In his exhibition entitled Kerkaporta, Martin Harkjerr Halse presents a network of references and reflections connected to language, process and time, taking form as a new work made especially for Archipelago.
Built from fragments coming from a number of different projects, Kerkaporta appears as a symbolic representation of an artistic process, making visible a practice characterised by an unsettled relationship between idea, process and product.
Kerkaporta was a small gateway through the defensive wall surrounding Constantinopel, which – according to the Byzantine historian Doukas – became crucial for the fall of the Eastern Roman Empire’s capital in 1453, when the city’s defensive forces forgot to secure this particular entrance. Approximately 50 Osmanian attackers entered through the Kerkaporta, raised their flag at the inner wall and opened fire at the Romans, which resulted in panic and most of the defense fleeing the site.
The story of Kerkaporta points towards the defenseless as a particular quality of art, and works as a metaphor for the artist’s own methodical approach to this project.
Martin Harkjerr Halse (1987) was born and raised in Trondheim, and is currently based in Bergen. He graduated from the Bergen Academy of Art and Design with a MFA in 2015.

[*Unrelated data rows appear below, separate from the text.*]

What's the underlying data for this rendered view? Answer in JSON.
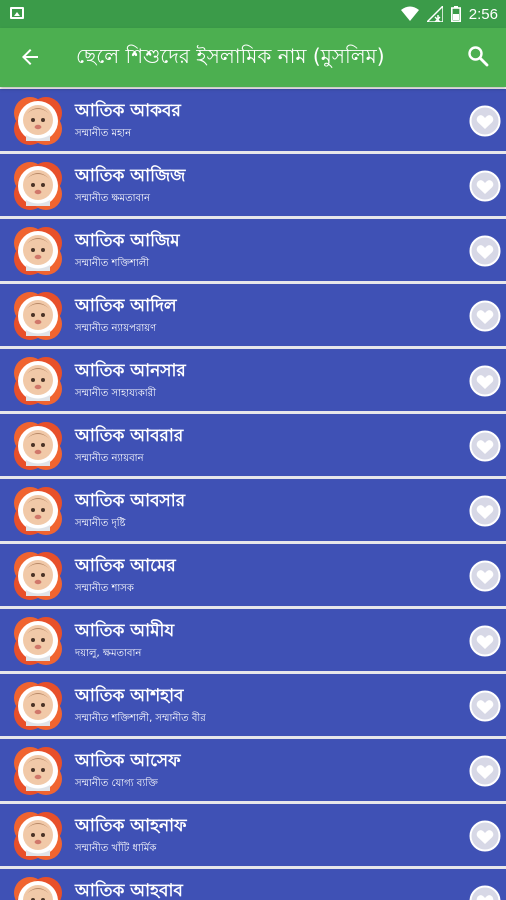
{
  "status_bar": {
    "time": "2:56",
    "icons": [
      "image-notification-icon",
      "wifi-icon",
      "signal-icon",
      "battery-icon"
    ]
  },
  "app_bar": {
    "title": "ছেলে শিশুদের ইসলামিক নাম (মুসলিম)",
    "back_icon": "arrow-left-icon",
    "search_icon": "search-icon",
    "color": "#4caf50",
    "status_color": "#3b9b49"
  },
  "list": {
    "row_color": "#3f51b5",
    "divider_color": "#e6e6ea",
    "items": [
      {
        "name": "আতিক আকবর",
        "meaning": "সম্মানীত মহান"
      },
      {
        "name": "আতিক আজিজ",
        "meaning": "সম্মানীত ক্ষমতাবান"
      },
      {
        "name": "আতিক আজিম",
        "meaning": "সম্মানীত শক্তিশালী"
      },
      {
        "name": "আতিক আদিল",
        "meaning": "সম্মানীত ন্যায়পরায়ণ"
      },
      {
        "name": "আতিক আনসার",
        "meaning": "সম্মানীত সাহায্যকারী"
      },
      {
        "name": "আতিক আবরার",
        "meaning": "সম্মানীত ন্যায়বান"
      },
      {
        "name": "আতিক আবসার",
        "meaning": "সম্মানীত দৃষ্টি"
      },
      {
        "name": "আতিক আমের",
        "meaning": "সম্মানীত শাসক"
      },
      {
        "name": "আতিক আমীয",
        "meaning": "দয়ালু, ক্ষমতাবান"
      },
      {
        "name": "আতিক আশহাব",
        "meaning": "সম্মানীত শক্তিশালী, সম্মানীত বীর"
      },
      {
        "name": "আতিক আসেফ",
        "meaning": "সম্মানীত যোগ্য ব্যক্তি"
      },
      {
        "name": "আতিক আহনাফ",
        "meaning": "সম্মানীত খাঁটি ধার্মিক"
      },
      {
        "name": "আতিক আহবাব",
        "meaning": ""
      }
    ]
  }
}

Archipelago is a small, flexible platform for showing individual works and installations in a focused but open environment. Located on the ground floor of Hordaland kunstsenter, adjacent to a larger, more formal exhibition space, archipelago works with the constraint of limited physical space in order to explore the changing modalities of artworks in the age of virtual space. Archipelago is programmed with short lead times for each new project, with the intention of reinserting curatorial agility and real-time engagement into the institution. This initiative follows a different schedule to Hordaland kunstsenter’s main exhibition programme, and is conceived as a group of ‘thought islands’ appearing in time.
Hordaland Art Centre based in Bergen, Norway was established 1976 as the first artist run art centre in Norway. Its activities are based around the exhibition programme with equal emphasis on seminars, presentations and dialogue. Since 1987 Hordaland Art Centre has hosted a Nordic residency programme, from 2008 also open to international artists, curators, writers and other art professionals.